- _What you should do_:
Your answer should be every line from the records that contains "apple".

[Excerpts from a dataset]
- - - -

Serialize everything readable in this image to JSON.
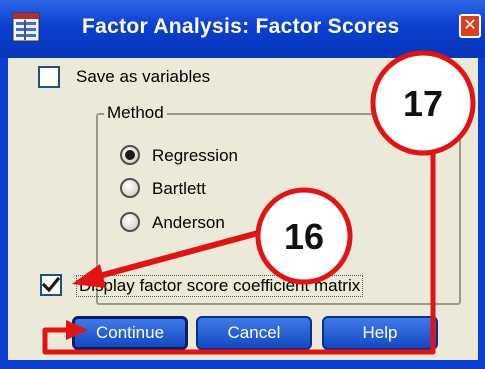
{
  "window": {
    "title": "Factor Analysis: Factor Scores",
    "close_symbol": "✕"
  },
  "save_variables": {
    "label": "Save as variables",
    "checked": false
  },
  "method": {
    "legend": "Method",
    "options": [
      {
        "label": "Regression",
        "selected": true
      },
      {
        "label": "Bartlett",
        "selected": false
      },
      {
        "label": "Anderson",
        "selected": false
      }
    ]
  },
  "display_matrix": {
    "label": "Display factor score coefficient matrix",
    "checked": true
  },
  "buttons": {
    "continue": "Continue",
    "cancel": "Cancel",
    "help": "Help"
  },
  "annotations": {
    "callout_a": "17",
    "callout_b": "16",
    "color": "#e01414"
  },
  "colors": {
    "titlebar": "#0b3fcf",
    "dialog_bg": "#ece9d8",
    "button": "#1f55d0"
  }
}
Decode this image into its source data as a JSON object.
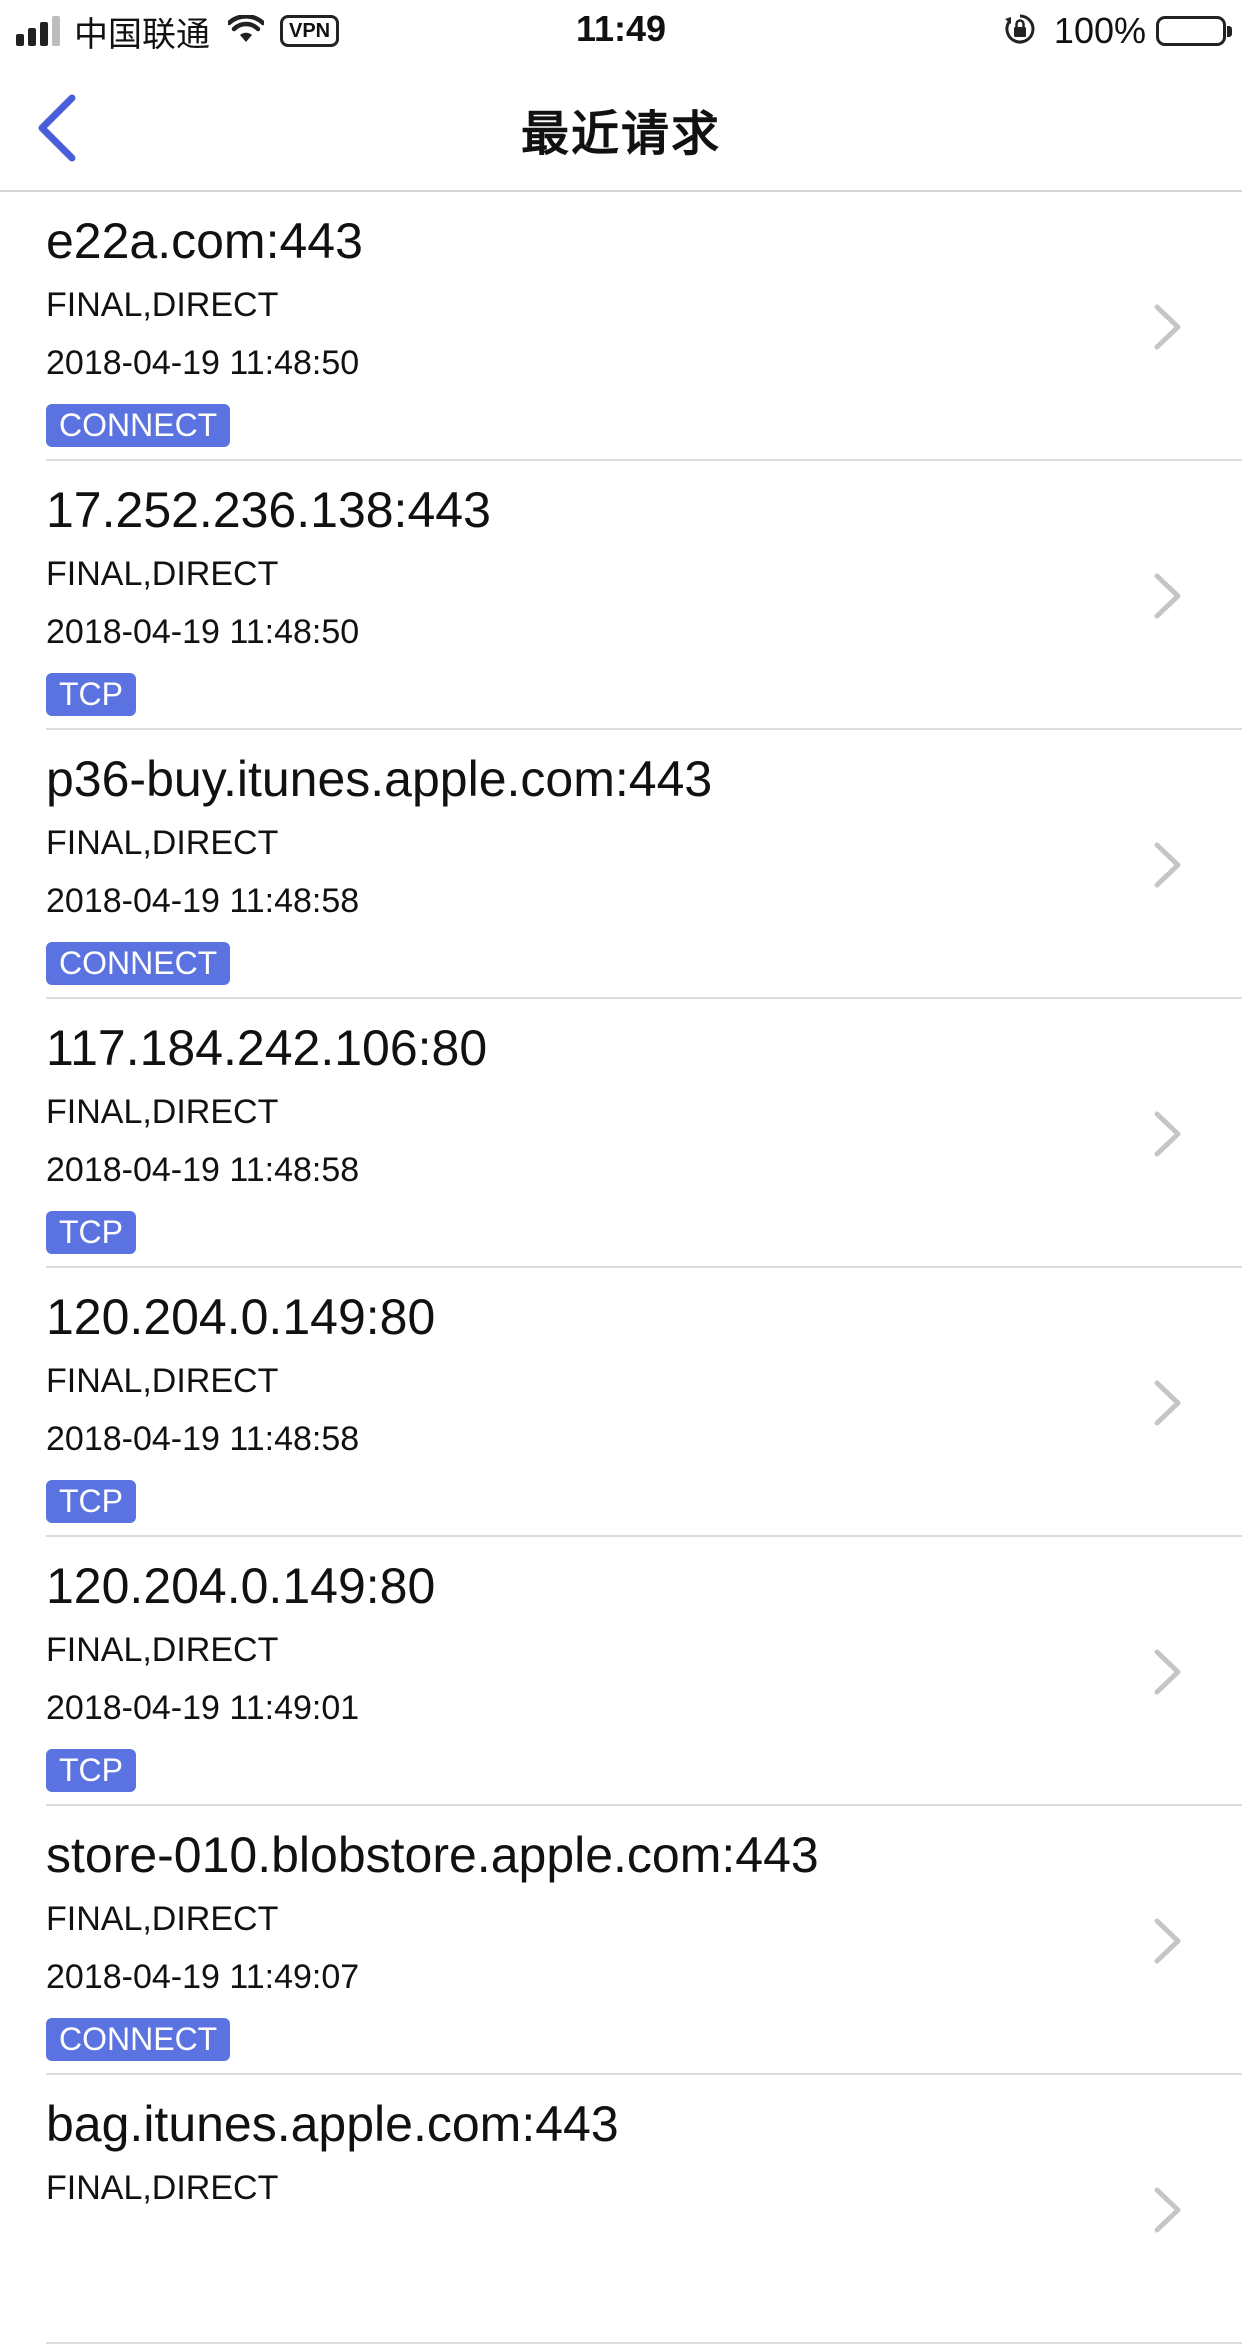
{
  "status_bar": {
    "carrier": "中国联通",
    "vpn": "VPN",
    "time": "11:49",
    "battery_percent": "100%",
    "signal_strength": 3,
    "signal_max": 4
  },
  "nav": {
    "title": "最近请求",
    "back_icon": "chevron-left-icon",
    "accent_color": "#4a5fd8"
  },
  "tag_color": "#5b73e0",
  "requests": [
    {
      "host": "e22a.com:443",
      "rule": "FINAL,DIRECT",
      "time": "2018-04-19 11:48:50",
      "type": "CONNECT"
    },
    {
      "host": "17.252.236.138:443",
      "rule": "FINAL,DIRECT",
      "time": "2018-04-19 11:48:50",
      "type": "TCP"
    },
    {
      "host": "p36-buy.itunes.apple.com:443",
      "rule": "FINAL,DIRECT",
      "time": "2018-04-19 11:48:58",
      "type": "CONNECT"
    },
    {
      "host": "117.184.242.106:80",
      "rule": "FINAL,DIRECT",
      "time": "2018-04-19 11:48:58",
      "type": "TCP"
    },
    {
      "host": "120.204.0.149:80",
      "rule": "FINAL,DIRECT",
      "time": "2018-04-19 11:48:58",
      "type": "TCP"
    },
    {
      "host": "120.204.0.149:80",
      "rule": "FINAL,DIRECT",
      "time": "2018-04-19 11:49:01",
      "type": "TCP"
    },
    {
      "host": "store-010.blobstore.apple.com:443",
      "rule": "FINAL,DIRECT",
      "time": "2018-04-19 11:49:07",
      "type": "CONNECT"
    },
    {
      "host": "bag.itunes.apple.com:443",
      "rule": "FINAL,DIRECT",
      "time": "",
      "type": ""
    }
  ]
}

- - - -

- _Response to this exercise_:
      "host": "p36-buy.itunes.apple.com:443",
      "host": "store-010.blobstore.apple.com:443",
      "host": "bag.itunes.apple.com:443",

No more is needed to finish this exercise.